*** RECORD EXTRACTS
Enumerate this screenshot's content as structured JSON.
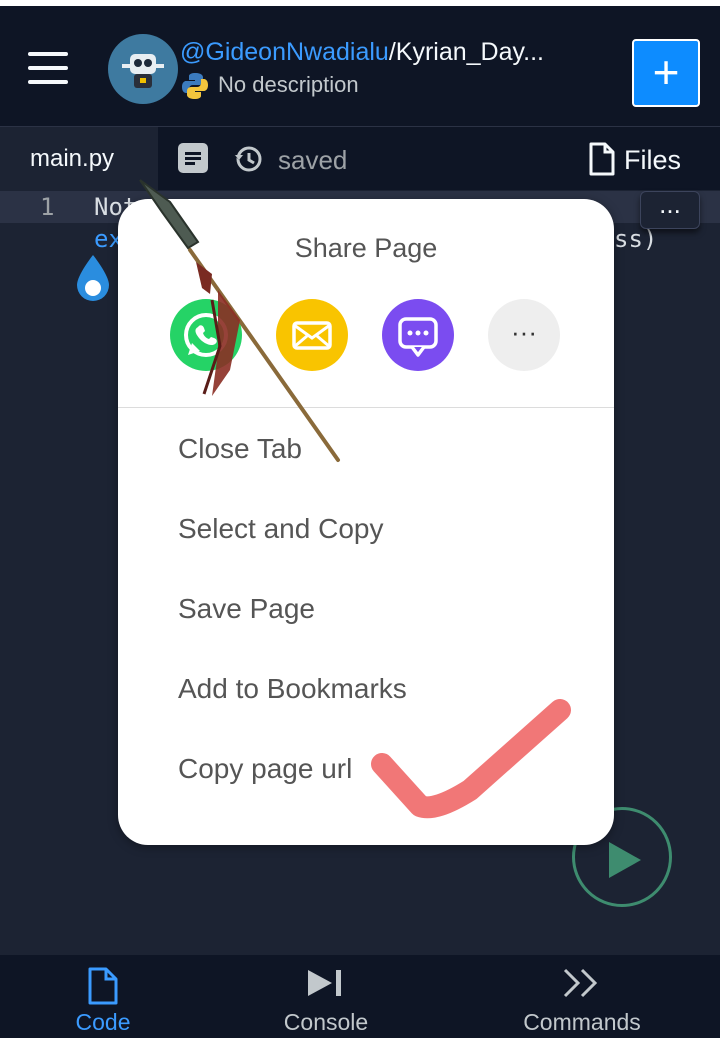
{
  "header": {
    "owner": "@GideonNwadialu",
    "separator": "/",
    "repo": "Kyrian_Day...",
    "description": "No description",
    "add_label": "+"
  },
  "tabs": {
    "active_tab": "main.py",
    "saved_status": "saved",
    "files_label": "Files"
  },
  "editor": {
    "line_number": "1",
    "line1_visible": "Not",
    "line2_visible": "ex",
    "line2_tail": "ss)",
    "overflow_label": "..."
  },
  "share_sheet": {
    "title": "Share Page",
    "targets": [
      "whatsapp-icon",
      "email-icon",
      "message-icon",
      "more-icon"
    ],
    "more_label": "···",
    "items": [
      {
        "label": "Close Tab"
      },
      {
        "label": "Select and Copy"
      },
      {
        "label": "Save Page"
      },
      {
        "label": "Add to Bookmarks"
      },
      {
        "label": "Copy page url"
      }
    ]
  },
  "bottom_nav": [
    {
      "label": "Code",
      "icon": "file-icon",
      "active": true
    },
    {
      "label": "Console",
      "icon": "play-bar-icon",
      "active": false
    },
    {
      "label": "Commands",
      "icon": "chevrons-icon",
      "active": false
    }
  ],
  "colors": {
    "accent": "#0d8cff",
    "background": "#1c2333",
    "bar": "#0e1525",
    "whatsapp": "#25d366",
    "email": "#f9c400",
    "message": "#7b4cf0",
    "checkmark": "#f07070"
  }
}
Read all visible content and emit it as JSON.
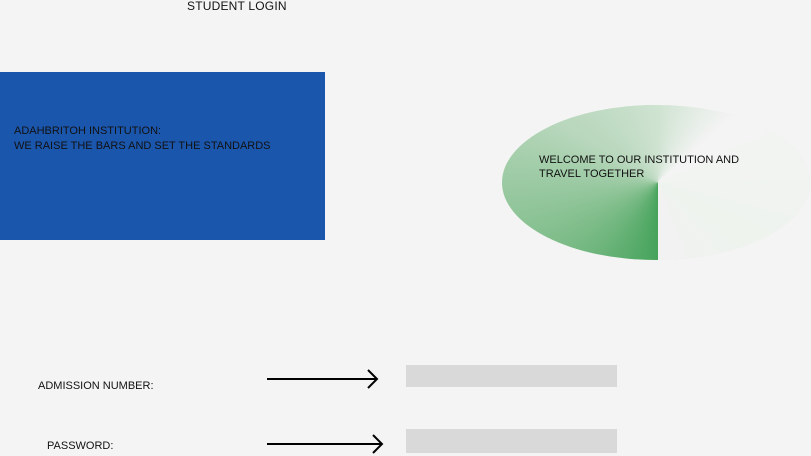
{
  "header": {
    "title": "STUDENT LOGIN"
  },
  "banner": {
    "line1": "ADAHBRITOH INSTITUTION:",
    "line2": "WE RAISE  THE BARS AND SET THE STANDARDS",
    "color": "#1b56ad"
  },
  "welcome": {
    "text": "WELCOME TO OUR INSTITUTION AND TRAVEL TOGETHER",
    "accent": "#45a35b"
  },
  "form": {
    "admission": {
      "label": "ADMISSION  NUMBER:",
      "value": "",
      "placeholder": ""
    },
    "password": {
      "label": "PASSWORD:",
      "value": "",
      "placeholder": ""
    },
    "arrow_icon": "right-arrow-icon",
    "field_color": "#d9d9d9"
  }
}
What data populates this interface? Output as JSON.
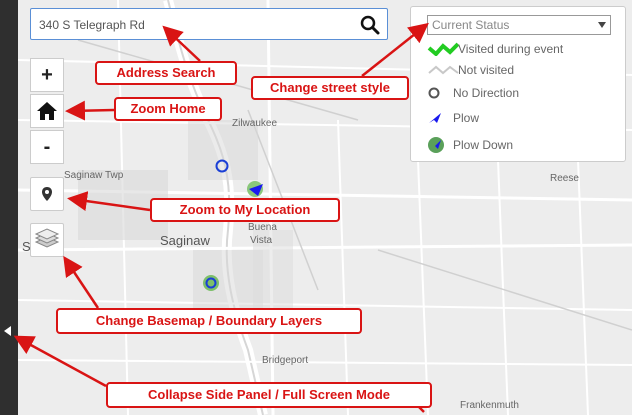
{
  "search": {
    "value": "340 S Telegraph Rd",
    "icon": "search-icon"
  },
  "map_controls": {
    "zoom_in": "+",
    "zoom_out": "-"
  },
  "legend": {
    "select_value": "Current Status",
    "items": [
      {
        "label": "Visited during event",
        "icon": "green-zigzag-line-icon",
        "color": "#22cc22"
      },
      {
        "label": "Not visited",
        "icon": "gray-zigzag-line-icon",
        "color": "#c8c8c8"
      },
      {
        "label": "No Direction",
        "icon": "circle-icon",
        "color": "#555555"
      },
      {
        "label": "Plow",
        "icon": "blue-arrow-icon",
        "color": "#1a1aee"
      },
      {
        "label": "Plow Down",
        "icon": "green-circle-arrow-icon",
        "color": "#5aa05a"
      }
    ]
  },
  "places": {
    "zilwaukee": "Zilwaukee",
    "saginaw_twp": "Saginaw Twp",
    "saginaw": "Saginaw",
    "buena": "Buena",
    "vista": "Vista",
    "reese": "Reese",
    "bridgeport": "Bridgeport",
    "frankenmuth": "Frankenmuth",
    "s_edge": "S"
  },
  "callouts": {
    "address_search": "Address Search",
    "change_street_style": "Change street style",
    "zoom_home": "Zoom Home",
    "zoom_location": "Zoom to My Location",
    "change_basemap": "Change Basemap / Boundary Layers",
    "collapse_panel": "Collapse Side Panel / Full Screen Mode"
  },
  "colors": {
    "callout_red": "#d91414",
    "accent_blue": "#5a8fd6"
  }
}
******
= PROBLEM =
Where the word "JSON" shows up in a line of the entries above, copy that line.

= REPLY =
Enumerate this screenshot's content as structured JSON.
Read all visible content and emit it as JSON.
What data populates this interface? Output as JSON.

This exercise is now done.